(Your task): Copy, from the entries below, each line in which the string "title" appears.
START Given information
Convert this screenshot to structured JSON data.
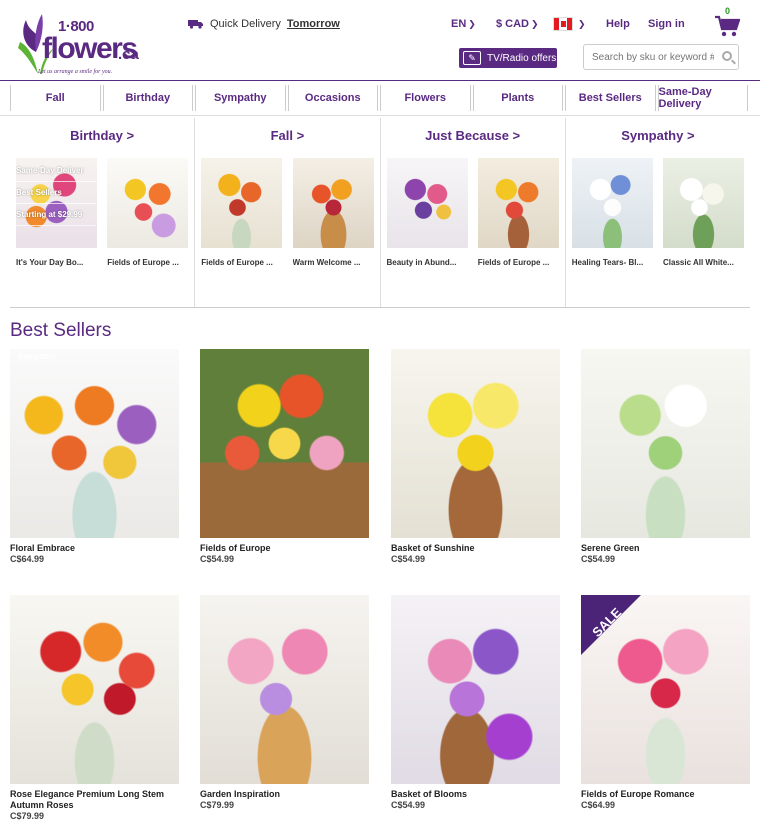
{
  "brand": {
    "number": "1·800",
    "name": "flowers",
    "tld": ".ca",
    "tagline": "Let us arrange a smile for you."
  },
  "header": {
    "delivery_label": "Quick Delivery",
    "delivery_when": "Tomorrow",
    "language": "EN",
    "currency": "$ CAD",
    "help": "Help",
    "sign_in": "Sign in",
    "cart_count": "0",
    "tv_offers": "TV/Radio offers",
    "search_placeholder": "Search by sku or keyword #"
  },
  "nav": [
    "Fall",
    "Birthday",
    "Sympathy",
    "Occasions",
    "Flowers",
    "Plants",
    "Best Sellers",
    "Same-Day Delivery"
  ],
  "categories": [
    {
      "title": "Birthday >",
      "items": [
        "It's Your Day Bo...",
        "Fields of Europe ..."
      ]
    },
    {
      "title": "Fall >",
      "items": [
        "Fields of Europe ...",
        "Warm Welcome ..."
      ]
    },
    {
      "title": "Just Because >",
      "items": [
        "Beauty in Abund...",
        "Fields of Europe ..."
      ]
    },
    {
      "title": "Sympathy >",
      "items": [
        "Healing Tears- Bl...",
        "Classic All White..."
      ]
    }
  ],
  "overlay_menu": [
    "Same-Day Deliver",
    "Best Sellers",
    "Starting at $29.99"
  ],
  "best_sellers": {
    "title": "Best Sellers",
    "sympathy_label": "Sympathy",
    "products": [
      {
        "name": "Floral Embrace",
        "price": "C$64.99"
      },
      {
        "name": "Fields of Europe",
        "price": "C$54.99"
      },
      {
        "name": "Basket of Sunshine",
        "price": "C$54.99"
      },
      {
        "name": "Serene Green",
        "price": "C$54.99"
      },
      {
        "name": "Rose Elegance Premium Long Stem Autumn Roses",
        "price": "C$79.99"
      },
      {
        "name": "Garden Inspiration",
        "price": "C$79.99"
      },
      {
        "name": "Basket of Blooms",
        "price": "C$54.99"
      },
      {
        "name": "Fields of Europe Romance",
        "price": "C$64.99",
        "badge": "SALE"
      }
    ]
  },
  "colors": {
    "brand_purple": "#5a2a82",
    "leaf_green": "#5cb335",
    "flag_red": "#e21b23"
  }
}
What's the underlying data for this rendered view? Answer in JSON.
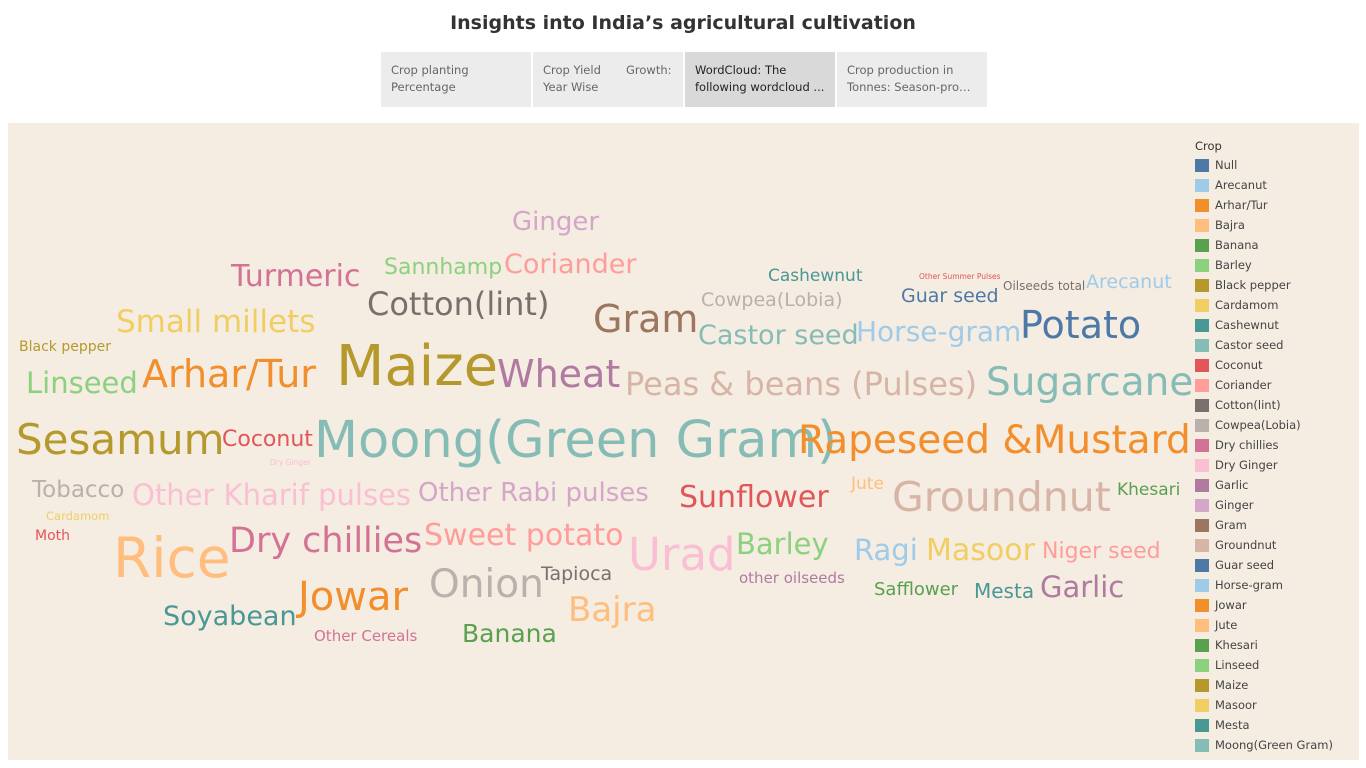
{
  "title": "Insights into India’s agricultural cultivation",
  "tabs": [
    {
      "line1": "Crop planting",
      "line2": "Percentage",
      "extra": ""
    },
    {
      "line1": "Crop Yield",
      "line2": "Year Wise",
      "extra": "Growth:"
    },
    {
      "line1": "WordCloud: The",
      "line2": "following wordcloud ...",
      "extra": ""
    },
    {
      "line1": "Crop production in",
      "line2": "Tonnes: Season-prod...",
      "extra": ""
    }
  ],
  "active_tab": 2,
  "legend": {
    "title": "Crop",
    "items": [
      {
        "label": "Null",
        "color": "#4e79a7"
      },
      {
        "label": "Arecanut",
        "color": "#a0cbe8"
      },
      {
        "label": "Arhar/Tur",
        "color": "#f28e2b"
      },
      {
        "label": "Bajra",
        "color": "#ffbe7d"
      },
      {
        "label": "Banana",
        "color": "#59a14f"
      },
      {
        "label": "Barley",
        "color": "#8cd17d"
      },
      {
        "label": "Black pepper",
        "color": "#b6992d"
      },
      {
        "label": "Cardamom",
        "color": "#f1ce63"
      },
      {
        "label": "Cashewnut",
        "color": "#499894"
      },
      {
        "label": "Castor seed",
        "color": "#86bcb6"
      },
      {
        "label": "Coconut",
        "color": "#e15759"
      },
      {
        "label": "Coriander",
        "color": "#ff9d9a"
      },
      {
        "label": "Cotton(lint)",
        "color": "#79706e"
      },
      {
        "label": "Cowpea(Lobia)",
        "color": "#bab0ac"
      },
      {
        "label": "Dry chillies",
        "color": "#d37295"
      },
      {
        "label": "Dry Ginger",
        "color": "#fabfd2"
      },
      {
        "label": "Garlic",
        "color": "#b07aa1"
      },
      {
        "label": "Ginger",
        "color": "#d4a6c8"
      },
      {
        "label": "Gram",
        "color": "#9d7660"
      },
      {
        "label": "Groundnut",
        "color": "#d7b5a6"
      },
      {
        "label": "Guar seed",
        "color": "#4e79a7"
      },
      {
        "label": "Horse-gram",
        "color": "#a0cbe8"
      },
      {
        "label": "Jowar",
        "color": "#f28e2b"
      },
      {
        "label": "Jute",
        "color": "#ffbe7d"
      },
      {
        "label": "Khesari",
        "color": "#59a14f"
      },
      {
        "label": "Linseed",
        "color": "#8cd17d"
      },
      {
        "label": "Maize",
        "color": "#b6992d"
      },
      {
        "label": "Masoor",
        "color": "#f1ce63"
      },
      {
        "label": "Mesta",
        "color": "#499894"
      },
      {
        "label": "Moong(Green Gram)",
        "color": "#86bcb6"
      }
    ]
  },
  "words": [
    {
      "text": "Ginger",
      "color": "#d4a6c8"
    },
    {
      "text": "Turmeric",
      "color": "#d37295"
    },
    {
      "text": "Sannhamp",
      "color": "#8cd17d"
    },
    {
      "text": "Coriander",
      "color": "#ff9d9a"
    },
    {
      "text": "Cashewnut",
      "color": "#499894"
    },
    {
      "text": "Other Summer Pulses",
      "color": "#e15759"
    },
    {
      "text": "Oilseeds total",
      "color": "#79706e"
    },
    {
      "text": "Arecanut",
      "color": "#a0cbe8"
    },
    {
      "text": "Cotton(lint)",
      "color": "#79706e"
    },
    {
      "text": "Cowpea(Lobia)",
      "color": "#bab0ac"
    },
    {
      "text": "Guar seed",
      "color": "#4e79a7"
    },
    {
      "text": "Small millets",
      "color": "#f1ce63"
    },
    {
      "text": "Gram",
      "color": "#9d7660"
    },
    {
      "text": "Castor seed",
      "color": "#86bcb6"
    },
    {
      "text": "Horse-gram",
      "color": "#a0cbe8"
    },
    {
      "text": "Potato",
      "color": "#4e79a7"
    },
    {
      "text": "Black pepper",
      "color": "#b6992d"
    },
    {
      "text": "Maize",
      "color": "#b6992d"
    },
    {
      "text": "Linseed",
      "color": "#8cd17d"
    },
    {
      "text": "Arhar/Tur",
      "color": "#f28e2b"
    },
    {
      "text": "Wheat",
      "color": "#b07aa1"
    },
    {
      "text": "Peas & beans (Pulses)",
      "color": "#d7b5a6"
    },
    {
      "text": "Sugarcane",
      "color": "#86bcb6"
    },
    {
      "text": "Sesamum",
      "color": "#b6992d"
    },
    {
      "text": "Coconut",
      "color": "#e15759"
    },
    {
      "text": "Moong(Green Gram)",
      "color": "#86bcb6"
    },
    {
      "text": "Rapeseed &Mustard",
      "color": "#f28e2b"
    },
    {
      "text": "Dry Ginger",
      "color": "#fabfd2"
    },
    {
      "text": "Tobacco",
      "color": "#bab0ac"
    },
    {
      "text": "Other Kharif pulses",
      "color": "#fabfd2"
    },
    {
      "text": "Other Rabi pulses",
      "color": "#d4a6c8"
    },
    {
      "text": "Jute",
      "color": "#ffbe7d"
    },
    {
      "text": "Sunflower",
      "color": "#e15759"
    },
    {
      "text": "Groundnut",
      "color": "#d7b5a6"
    },
    {
      "text": "Khesari",
      "color": "#59a14f"
    },
    {
      "text": "Cardamom",
      "color": "#f1ce63"
    },
    {
      "text": "Moth",
      "color": "#e15759"
    },
    {
      "text": "Rice",
      "color": "#ffbe7d"
    },
    {
      "text": "Dry chillies",
      "color": "#d37295"
    },
    {
      "text": "Sweet potato",
      "color": "#ff9d9a"
    },
    {
      "text": "Urad",
      "color": "#fabfd2"
    },
    {
      "text": "Barley",
      "color": "#8cd17d"
    },
    {
      "text": "Ragi",
      "color": "#a0cbe8"
    },
    {
      "text": "Masoor",
      "color": "#f1ce63"
    },
    {
      "text": "Niger seed",
      "color": "#ff9d9a"
    },
    {
      "text": "Tapioca",
      "color": "#79706e"
    },
    {
      "text": "other oilseeds",
      "color": "#b07aa1"
    },
    {
      "text": "Onion",
      "color": "#bab0ac"
    },
    {
      "text": "Jowar",
      "color": "#f28e2b"
    },
    {
      "text": "Safflower",
      "color": "#59a14f"
    },
    {
      "text": "Mesta",
      "color": "#499894"
    },
    {
      "text": "Garlic",
      "color": "#b07aa1"
    },
    {
      "text": "Soyabean",
      "color": "#499894"
    },
    {
      "text": "Bajra",
      "color": "#ffbe7d"
    },
    {
      "text": "Other Cereals",
      "color": "#d37295"
    },
    {
      "text": "Banana",
      "color": "#59a14f"
    }
  ]
}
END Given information
(The completed task):
      "title": "Birthday >",
      "title": "Fall >",
      "title": "Just Because >",
      "title": "Sympathy >",
    "title": "Best Sellers",
  "title": "Insights into India’s agricultural cultivation",
    "title": "Crop",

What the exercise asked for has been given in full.